Segment Open

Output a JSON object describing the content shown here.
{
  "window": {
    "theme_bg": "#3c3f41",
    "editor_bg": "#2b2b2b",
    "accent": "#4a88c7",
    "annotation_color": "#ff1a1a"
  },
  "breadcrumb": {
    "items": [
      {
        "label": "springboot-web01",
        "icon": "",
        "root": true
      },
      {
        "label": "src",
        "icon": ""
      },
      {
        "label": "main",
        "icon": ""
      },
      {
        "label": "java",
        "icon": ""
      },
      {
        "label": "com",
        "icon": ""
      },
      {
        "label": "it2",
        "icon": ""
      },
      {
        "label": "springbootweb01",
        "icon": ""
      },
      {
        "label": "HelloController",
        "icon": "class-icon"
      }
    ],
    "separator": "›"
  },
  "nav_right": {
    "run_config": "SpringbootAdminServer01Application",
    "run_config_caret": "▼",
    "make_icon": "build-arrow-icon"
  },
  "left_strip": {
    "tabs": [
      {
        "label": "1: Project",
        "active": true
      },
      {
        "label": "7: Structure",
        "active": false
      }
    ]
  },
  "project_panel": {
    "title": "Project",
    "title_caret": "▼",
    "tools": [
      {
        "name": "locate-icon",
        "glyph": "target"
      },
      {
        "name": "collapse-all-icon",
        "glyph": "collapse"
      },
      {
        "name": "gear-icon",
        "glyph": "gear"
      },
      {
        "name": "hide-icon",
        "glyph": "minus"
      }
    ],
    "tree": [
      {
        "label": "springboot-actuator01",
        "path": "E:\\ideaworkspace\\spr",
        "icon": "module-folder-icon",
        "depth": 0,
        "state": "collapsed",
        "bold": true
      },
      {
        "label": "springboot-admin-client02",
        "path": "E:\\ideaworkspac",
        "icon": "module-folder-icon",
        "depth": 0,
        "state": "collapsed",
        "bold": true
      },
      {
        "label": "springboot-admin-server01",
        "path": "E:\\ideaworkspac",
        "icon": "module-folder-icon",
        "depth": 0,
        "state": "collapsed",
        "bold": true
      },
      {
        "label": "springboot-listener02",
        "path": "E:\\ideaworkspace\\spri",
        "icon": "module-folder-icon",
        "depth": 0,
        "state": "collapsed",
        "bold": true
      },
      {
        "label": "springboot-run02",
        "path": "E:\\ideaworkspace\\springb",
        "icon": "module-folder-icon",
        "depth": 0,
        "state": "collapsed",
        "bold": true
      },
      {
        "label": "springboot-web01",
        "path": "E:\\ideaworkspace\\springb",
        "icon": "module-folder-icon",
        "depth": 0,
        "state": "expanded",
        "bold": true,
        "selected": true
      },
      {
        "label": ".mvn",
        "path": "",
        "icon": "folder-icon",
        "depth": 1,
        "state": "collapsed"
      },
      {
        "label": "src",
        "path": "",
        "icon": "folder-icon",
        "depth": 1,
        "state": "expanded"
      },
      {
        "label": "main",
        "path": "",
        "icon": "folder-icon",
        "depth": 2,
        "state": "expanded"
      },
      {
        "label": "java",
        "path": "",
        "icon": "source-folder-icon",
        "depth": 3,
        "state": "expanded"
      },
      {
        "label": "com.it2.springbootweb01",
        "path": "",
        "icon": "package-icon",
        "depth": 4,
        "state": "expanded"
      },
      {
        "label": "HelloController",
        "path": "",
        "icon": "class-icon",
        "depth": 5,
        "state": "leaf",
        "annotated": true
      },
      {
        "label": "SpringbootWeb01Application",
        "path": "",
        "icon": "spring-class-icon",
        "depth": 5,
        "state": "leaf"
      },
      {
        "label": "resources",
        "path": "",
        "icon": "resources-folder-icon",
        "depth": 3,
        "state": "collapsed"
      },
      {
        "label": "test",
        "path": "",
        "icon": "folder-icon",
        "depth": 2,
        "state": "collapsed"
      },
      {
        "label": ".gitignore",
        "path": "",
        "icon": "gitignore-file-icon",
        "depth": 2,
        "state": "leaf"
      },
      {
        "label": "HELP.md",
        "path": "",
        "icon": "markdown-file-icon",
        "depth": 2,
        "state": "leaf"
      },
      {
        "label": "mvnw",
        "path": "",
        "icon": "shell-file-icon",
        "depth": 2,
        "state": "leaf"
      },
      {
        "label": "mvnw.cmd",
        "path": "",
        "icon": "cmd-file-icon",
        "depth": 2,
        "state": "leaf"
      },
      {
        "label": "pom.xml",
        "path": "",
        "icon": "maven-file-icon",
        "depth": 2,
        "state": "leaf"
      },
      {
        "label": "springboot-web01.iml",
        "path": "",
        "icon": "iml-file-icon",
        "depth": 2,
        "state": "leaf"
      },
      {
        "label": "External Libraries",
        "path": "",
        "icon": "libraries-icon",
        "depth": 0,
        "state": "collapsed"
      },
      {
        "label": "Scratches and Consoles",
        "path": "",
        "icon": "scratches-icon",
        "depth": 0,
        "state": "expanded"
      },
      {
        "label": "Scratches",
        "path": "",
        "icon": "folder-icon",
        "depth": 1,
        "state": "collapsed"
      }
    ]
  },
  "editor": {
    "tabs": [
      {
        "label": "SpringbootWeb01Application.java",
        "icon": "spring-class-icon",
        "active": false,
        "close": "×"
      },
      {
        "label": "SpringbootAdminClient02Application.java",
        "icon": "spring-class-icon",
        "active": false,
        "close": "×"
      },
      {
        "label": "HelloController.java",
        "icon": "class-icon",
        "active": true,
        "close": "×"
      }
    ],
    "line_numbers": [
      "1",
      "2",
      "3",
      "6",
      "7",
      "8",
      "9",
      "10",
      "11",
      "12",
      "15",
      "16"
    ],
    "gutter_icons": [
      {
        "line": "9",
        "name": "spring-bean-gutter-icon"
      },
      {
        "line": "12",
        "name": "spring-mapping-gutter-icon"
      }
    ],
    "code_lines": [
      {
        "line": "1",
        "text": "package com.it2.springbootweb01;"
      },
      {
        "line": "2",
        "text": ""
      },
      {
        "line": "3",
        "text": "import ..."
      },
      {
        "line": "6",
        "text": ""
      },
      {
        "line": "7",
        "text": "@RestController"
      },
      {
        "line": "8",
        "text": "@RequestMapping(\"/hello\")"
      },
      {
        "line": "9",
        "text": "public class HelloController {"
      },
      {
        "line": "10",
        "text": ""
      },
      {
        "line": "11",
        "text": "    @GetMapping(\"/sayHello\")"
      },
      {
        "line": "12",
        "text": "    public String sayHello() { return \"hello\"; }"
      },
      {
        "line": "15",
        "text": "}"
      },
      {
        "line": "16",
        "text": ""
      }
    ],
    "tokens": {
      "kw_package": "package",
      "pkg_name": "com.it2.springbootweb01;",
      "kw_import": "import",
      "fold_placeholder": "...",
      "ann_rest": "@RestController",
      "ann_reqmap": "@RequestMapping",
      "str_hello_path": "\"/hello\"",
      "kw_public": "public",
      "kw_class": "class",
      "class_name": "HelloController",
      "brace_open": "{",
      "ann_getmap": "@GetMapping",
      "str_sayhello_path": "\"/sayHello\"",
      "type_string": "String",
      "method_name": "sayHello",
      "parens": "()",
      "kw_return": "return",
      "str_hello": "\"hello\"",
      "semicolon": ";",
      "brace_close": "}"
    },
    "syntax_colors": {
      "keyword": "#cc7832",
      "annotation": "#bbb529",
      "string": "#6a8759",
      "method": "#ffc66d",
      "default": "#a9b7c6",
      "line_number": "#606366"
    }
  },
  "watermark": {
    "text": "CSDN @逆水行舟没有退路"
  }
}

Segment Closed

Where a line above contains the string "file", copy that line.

        "icon": "gitignore-file-icon",
        "icon": "markdown-file-icon",
        "icon": "shell-file-icon",
        "icon": "cmd-file-icon",
        "icon": "maven-file-icon",
        "icon": "iml-file-icon",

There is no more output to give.